═══ Data records ═══
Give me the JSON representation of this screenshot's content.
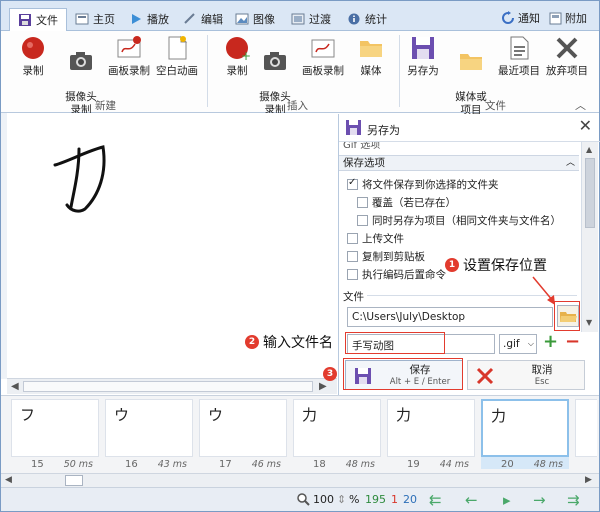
{
  "tabs": [
    {
      "label": "文件",
      "active": true
    },
    {
      "label": "主页"
    },
    {
      "label": "播放"
    },
    {
      "label": "编辑"
    },
    {
      "label": "图像"
    },
    {
      "label": "过渡"
    },
    {
      "label": "统计"
    }
  ],
  "topright": {
    "notify": "通知",
    "addon": "附加"
  },
  "ribbon": {
    "new": {
      "label": "新建",
      "buttons": [
        "录制",
        "摄像头\n录制",
        "画板录制",
        "空白动画"
      ]
    },
    "insert": {
      "label": "插入",
      "buttons": [
        "录制",
        "摄像头\n录制",
        "画板录制",
        "媒体"
      ]
    },
    "file": {
      "label": "文件",
      "buttons": [
        "另存为",
        "媒体或\n项目",
        "最近项目",
        "放弃项目"
      ]
    }
  },
  "panel": {
    "title": "另存为",
    "gif_options": "Gif 选项",
    "save_options": "保存选项",
    "checks": [
      {
        "label": "将文件保存到你选择的文件夹",
        "checked": true
      },
      {
        "label": "覆盖（若已存在）",
        "checked": false
      },
      {
        "label": "同时另存为项目（相同文件夹与文件名）",
        "checked": false
      },
      {
        "label": "上传文件",
        "checked": false
      },
      {
        "label": "复制到剪贴板",
        "checked": false
      },
      {
        "label": "执行编码后置命令",
        "checked": false
      }
    ],
    "file_label": "文件",
    "path": "C:\\Users\\July\\Desktop",
    "filename": "手写动图",
    "ext": ".gif",
    "save": {
      "label": "保存",
      "shortcut": "Alt + E / Enter"
    },
    "cancel": {
      "label": "取消",
      "shortcut": "Esc"
    }
  },
  "annotations": {
    "a1": {
      "num": "1",
      "text": "设置保存位置"
    },
    "a2": {
      "num": "2",
      "text": "输入文件名"
    },
    "a3": {
      "num": "3"
    }
  },
  "canvas_glyph": "力",
  "frames": [
    {
      "idx": "15",
      "ms": "50 ms",
      "glyph": "フ"
    },
    {
      "idx": "16",
      "ms": "43 ms",
      "glyph": "ウ"
    },
    {
      "idx": "17",
      "ms": "46 ms",
      "glyph": "ウ"
    },
    {
      "idx": "18",
      "ms": "48 ms",
      "glyph": "力"
    },
    {
      "idx": "19",
      "ms": "44 ms",
      "glyph": "力"
    },
    {
      "idx": "20",
      "ms": "48 ms",
      "glyph": "力",
      "selected": true
    },
    {
      "idx": "",
      "ms": "",
      "glyph": ""
    }
  ],
  "status": {
    "zoom": "100",
    "percent": "%",
    "total": "195",
    "selected": "1",
    "current": "20"
  }
}
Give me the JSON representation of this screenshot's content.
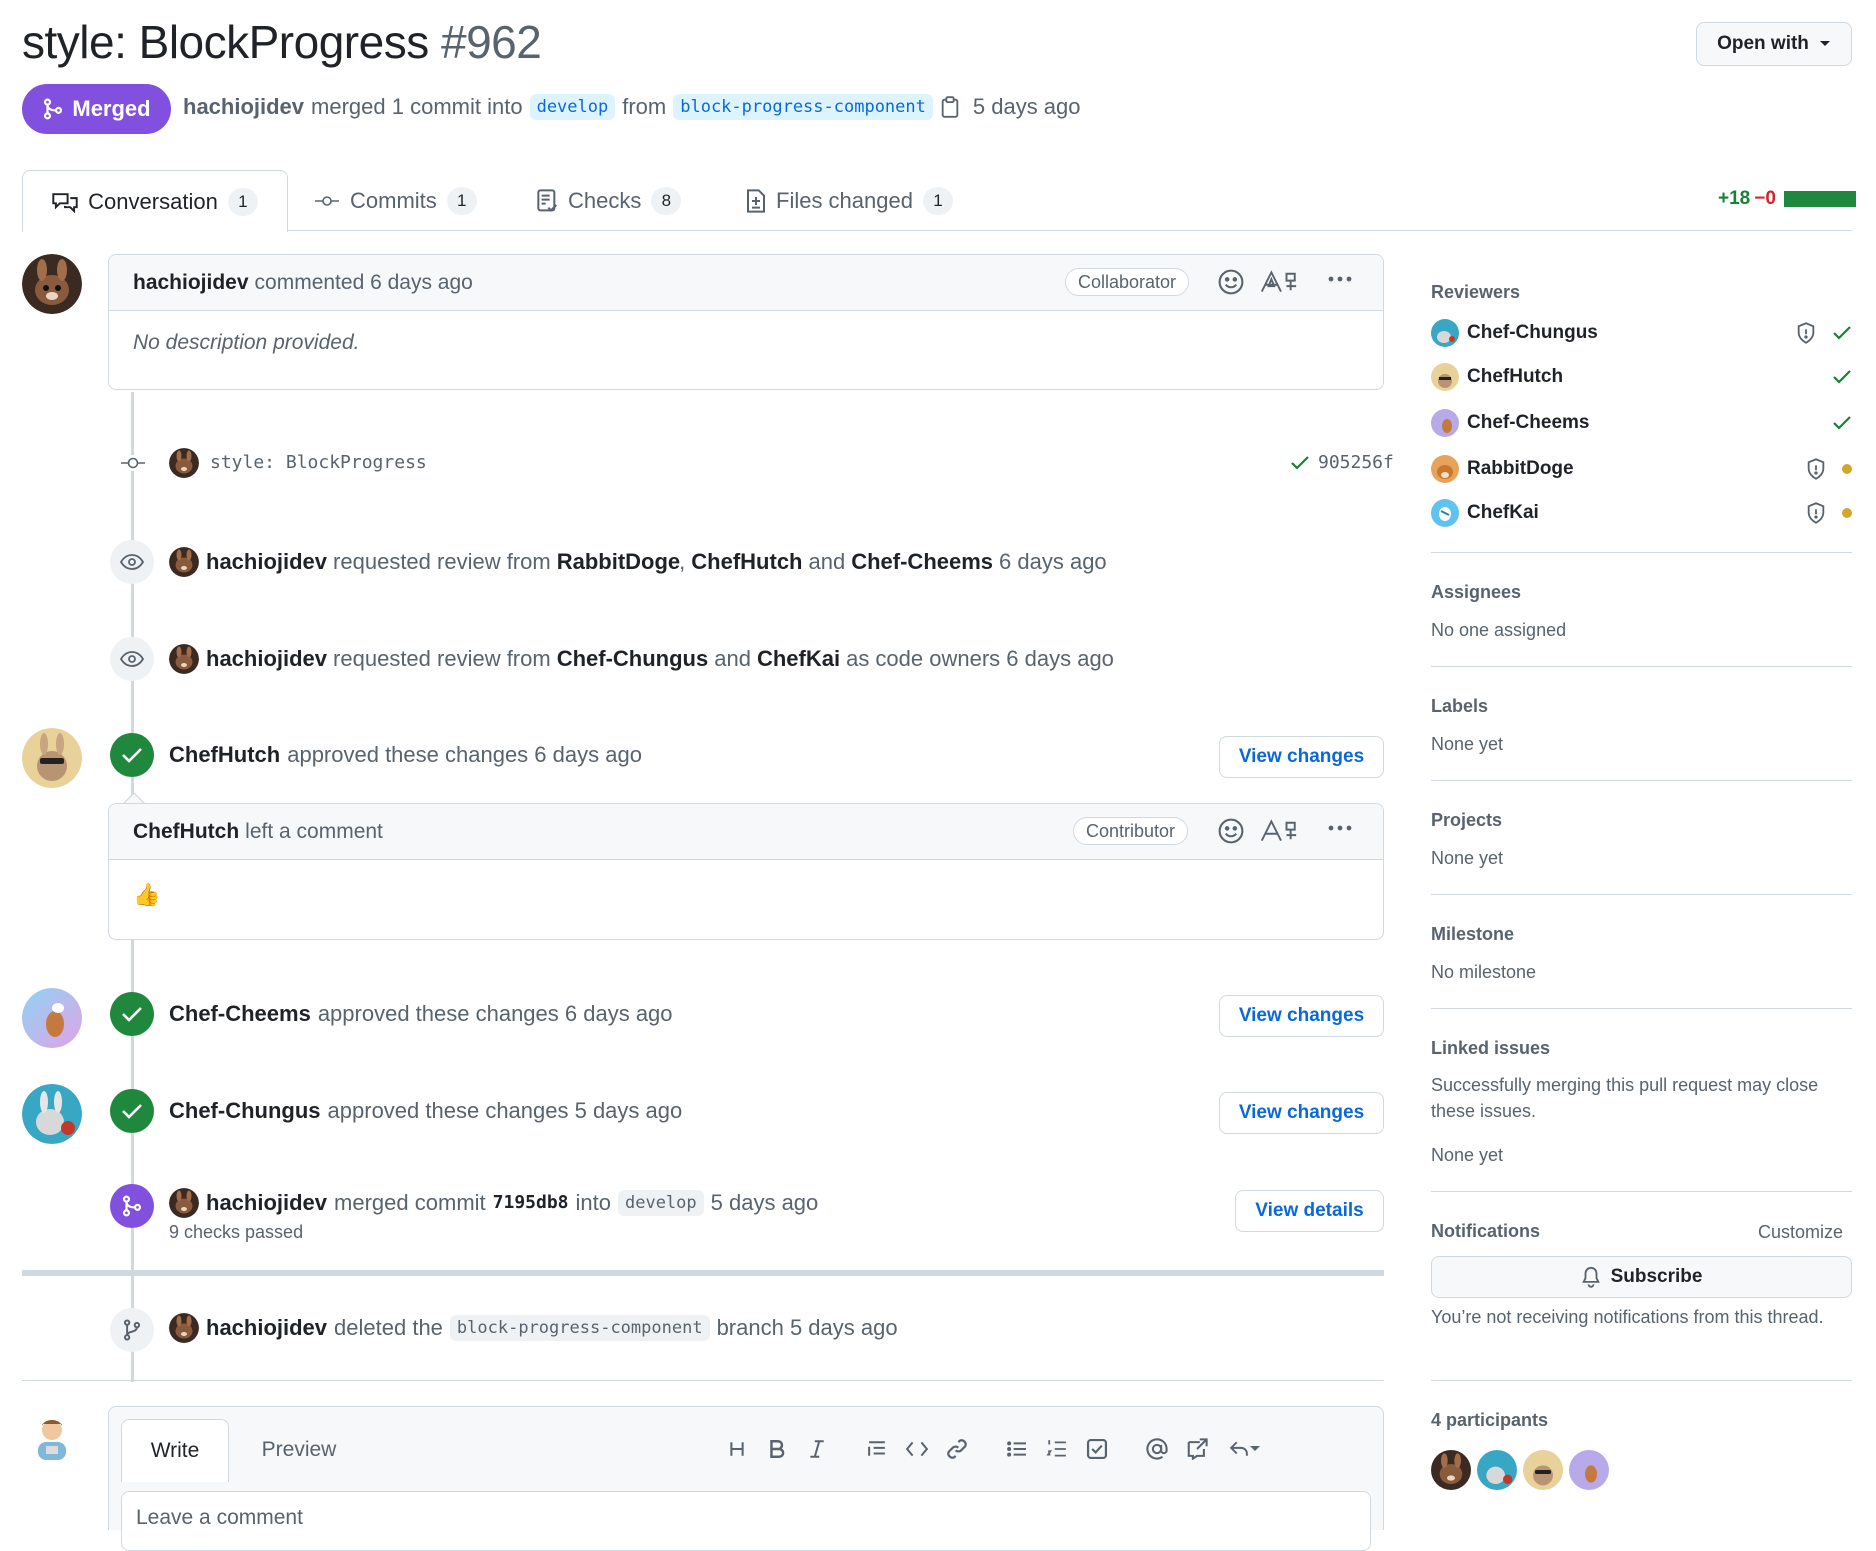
{
  "header": {
    "title": "style: BlockProgress",
    "number": "#962",
    "open_with": "Open with",
    "state": "Merged",
    "author": "hachiojidev",
    "merge_text": "merged 1 commit into",
    "base_branch": "develop",
    "from_text": "from",
    "head_branch": "block-progress-component",
    "time": "5 days ago"
  },
  "tabs": [
    {
      "label": "Conversation",
      "count": "1"
    },
    {
      "label": "Commits",
      "count": "1"
    },
    {
      "label": "Checks",
      "count": "8"
    },
    {
      "label": "Files changed",
      "count": "1"
    }
  ],
  "diffstat": {
    "additions": "+18",
    "deletions": "−0"
  },
  "timeline": {
    "first_comment": {
      "author": "hachiojidev",
      "action": "commented 6 days ago",
      "role": "Collaborator",
      "body": "No description provided."
    },
    "commit": {
      "message": "style: BlockProgress",
      "sha": "905256f"
    },
    "review_request_1": {
      "author": "hachiojidev",
      "text1": "requested review from",
      "user1": "RabbitDoge",
      "sep": ",",
      "user2": "ChefHutch",
      "and": "and",
      "user3": "Chef-Cheems",
      "time": "6 days ago"
    },
    "review_request_2": {
      "author": "hachiojidev",
      "text1": "requested review from",
      "user1": "Chef-Chungus",
      "and": "and",
      "user2": "ChefKai",
      "suffix": "as code owners 6 days ago"
    },
    "approval_1": {
      "author": "ChefHutch",
      "text": "approved these changes 6 days ago",
      "button": "View changes"
    },
    "review_comment": {
      "author": "ChefHutch",
      "action": "left a comment",
      "role": "Contributor",
      "body": "👍"
    },
    "approval_2": {
      "author": "Chef-Cheems",
      "text": "approved these changes 6 days ago",
      "button": "View changes"
    },
    "approval_3": {
      "author": "Chef-Chungus",
      "text": "approved these changes 5 days ago",
      "button": "View changes"
    },
    "merge_event": {
      "author": "hachiojidev",
      "text1": "merged commit",
      "sha": "7195db8",
      "text2": "into",
      "branch": "develop",
      "time": "5 days ago",
      "checks": "9 checks passed",
      "button": "View details"
    },
    "delete_event": {
      "author": "hachiojidev",
      "text1": "deleted the",
      "branch": "block-progress-component",
      "text2": "branch 5 days ago"
    }
  },
  "editor": {
    "write_tab": "Write",
    "preview_tab": "Preview",
    "placeholder": "Leave a comment"
  },
  "sidebar": {
    "reviewers_title": "Reviewers",
    "reviewers": [
      {
        "name": "Chef-Chungus",
        "status": "approved",
        "codeowner": true
      },
      {
        "name": "ChefHutch",
        "status": "approved",
        "codeowner": false
      },
      {
        "name": "Chef-Cheems",
        "status": "approved",
        "codeowner": false
      },
      {
        "name": "RabbitDoge",
        "status": "pending",
        "codeowner": true
      },
      {
        "name": "ChefKai",
        "status": "pending",
        "codeowner": true
      }
    ],
    "assignees_title": "Assignees",
    "assignees_value": "No one assigned",
    "labels_title": "Labels",
    "labels_value": "None yet",
    "projects_title": "Projects",
    "projects_value": "None yet",
    "milestone_title": "Milestone",
    "milestone_value": "No milestone",
    "linked_title": "Linked issues",
    "linked_desc": "Successfully merging this pull request may close these issues.",
    "linked_value": "None yet",
    "notifications_title": "Notifications",
    "customize": "Customize",
    "subscribe": "Subscribe",
    "notif_desc": "You’re not receiving notifications from this thread.",
    "participants_title": "4 participants"
  },
  "colors": {
    "merged": "#8250df",
    "approved": "#1f883d",
    "link": "#0969da",
    "pending": "#d4a72c"
  }
}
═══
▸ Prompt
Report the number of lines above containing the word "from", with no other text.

▸ Result for this exercise
4